| SUPPLIED MATERIAL |
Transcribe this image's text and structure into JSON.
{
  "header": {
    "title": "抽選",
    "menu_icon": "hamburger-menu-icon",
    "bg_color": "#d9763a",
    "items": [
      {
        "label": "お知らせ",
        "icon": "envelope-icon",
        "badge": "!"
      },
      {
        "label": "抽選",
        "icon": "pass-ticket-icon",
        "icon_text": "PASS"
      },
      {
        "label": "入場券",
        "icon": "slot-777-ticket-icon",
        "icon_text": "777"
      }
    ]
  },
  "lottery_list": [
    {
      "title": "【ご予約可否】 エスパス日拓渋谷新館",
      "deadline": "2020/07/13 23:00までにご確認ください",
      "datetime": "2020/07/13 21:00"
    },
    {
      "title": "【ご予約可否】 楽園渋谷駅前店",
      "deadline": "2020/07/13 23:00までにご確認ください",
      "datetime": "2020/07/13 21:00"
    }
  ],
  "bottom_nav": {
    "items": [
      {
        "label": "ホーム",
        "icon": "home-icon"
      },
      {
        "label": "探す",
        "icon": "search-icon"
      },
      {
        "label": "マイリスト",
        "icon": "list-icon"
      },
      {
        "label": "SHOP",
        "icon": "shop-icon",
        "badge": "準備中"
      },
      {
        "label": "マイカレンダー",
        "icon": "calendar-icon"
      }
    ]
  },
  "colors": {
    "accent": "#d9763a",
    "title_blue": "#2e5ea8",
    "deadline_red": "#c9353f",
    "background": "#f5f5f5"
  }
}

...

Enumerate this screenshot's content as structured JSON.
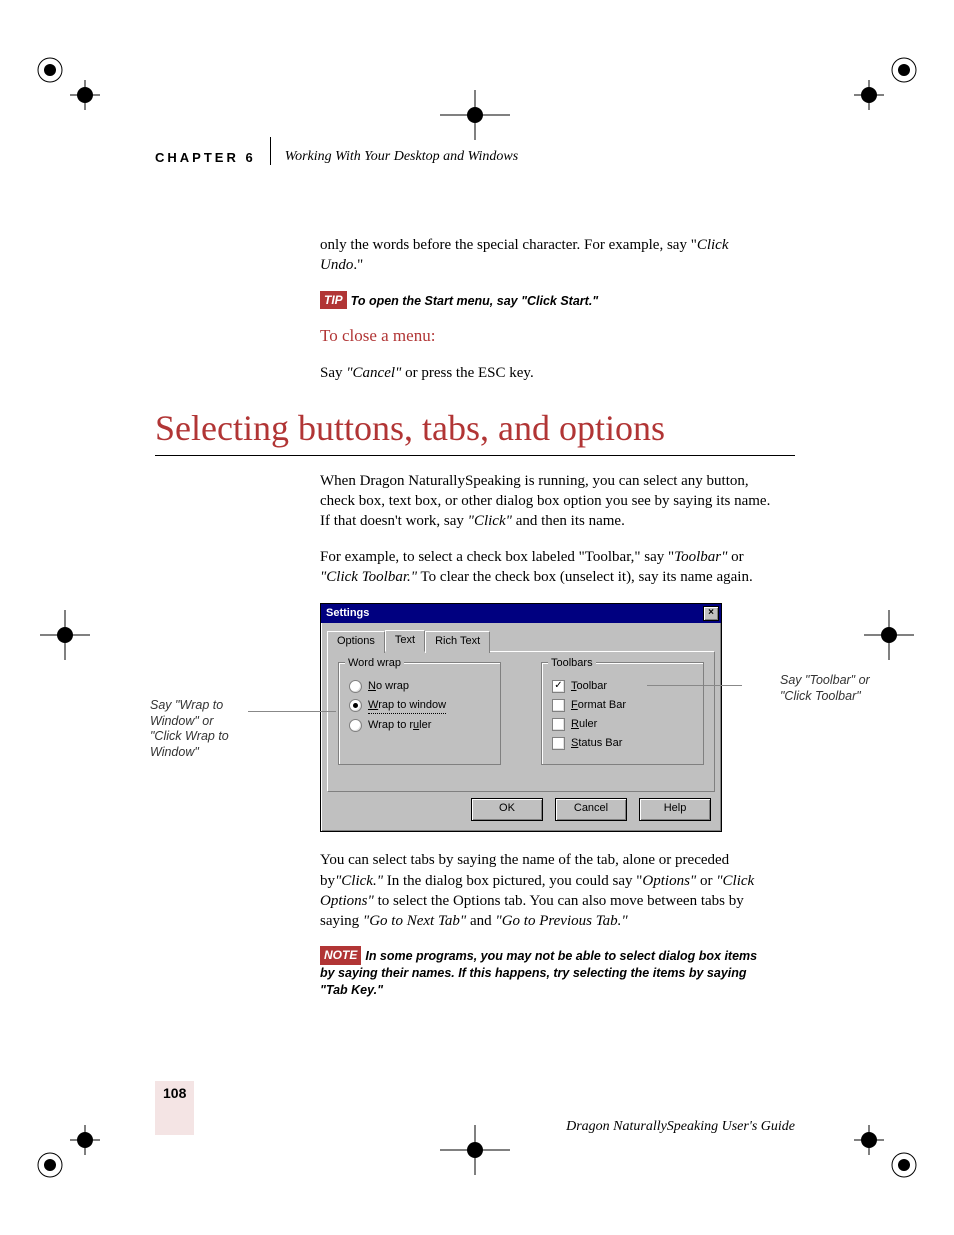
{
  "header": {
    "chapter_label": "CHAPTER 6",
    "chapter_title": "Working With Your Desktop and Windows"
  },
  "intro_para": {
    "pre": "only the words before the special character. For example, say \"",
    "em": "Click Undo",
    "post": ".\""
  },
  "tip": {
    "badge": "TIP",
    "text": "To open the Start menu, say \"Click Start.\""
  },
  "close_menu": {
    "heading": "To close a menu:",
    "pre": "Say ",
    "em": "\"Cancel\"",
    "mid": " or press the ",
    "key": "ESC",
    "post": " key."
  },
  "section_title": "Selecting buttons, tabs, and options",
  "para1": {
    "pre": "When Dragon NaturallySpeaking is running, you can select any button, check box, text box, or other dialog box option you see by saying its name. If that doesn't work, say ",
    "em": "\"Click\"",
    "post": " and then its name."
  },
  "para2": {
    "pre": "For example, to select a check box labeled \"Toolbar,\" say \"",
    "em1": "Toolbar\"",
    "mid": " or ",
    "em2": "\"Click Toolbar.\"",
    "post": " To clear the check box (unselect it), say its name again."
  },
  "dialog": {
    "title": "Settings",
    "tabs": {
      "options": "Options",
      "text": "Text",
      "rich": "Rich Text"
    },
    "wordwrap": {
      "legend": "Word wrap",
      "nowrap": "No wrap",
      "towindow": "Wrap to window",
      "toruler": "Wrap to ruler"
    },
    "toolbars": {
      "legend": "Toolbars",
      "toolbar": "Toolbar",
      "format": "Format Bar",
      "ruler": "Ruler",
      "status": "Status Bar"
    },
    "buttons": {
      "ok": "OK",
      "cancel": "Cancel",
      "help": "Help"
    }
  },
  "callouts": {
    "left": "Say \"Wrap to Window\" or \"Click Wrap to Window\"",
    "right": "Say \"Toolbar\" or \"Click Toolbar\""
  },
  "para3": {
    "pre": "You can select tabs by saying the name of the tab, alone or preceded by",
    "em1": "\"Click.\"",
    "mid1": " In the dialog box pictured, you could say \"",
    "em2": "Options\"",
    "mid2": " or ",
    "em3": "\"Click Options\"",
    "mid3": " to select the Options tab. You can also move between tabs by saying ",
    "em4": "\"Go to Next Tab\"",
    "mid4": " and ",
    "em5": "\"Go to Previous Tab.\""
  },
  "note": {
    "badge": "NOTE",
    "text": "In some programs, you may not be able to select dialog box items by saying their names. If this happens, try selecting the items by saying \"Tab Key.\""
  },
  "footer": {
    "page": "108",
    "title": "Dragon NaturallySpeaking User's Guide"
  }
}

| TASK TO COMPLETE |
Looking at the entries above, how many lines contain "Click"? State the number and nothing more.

| OUTPUT |
8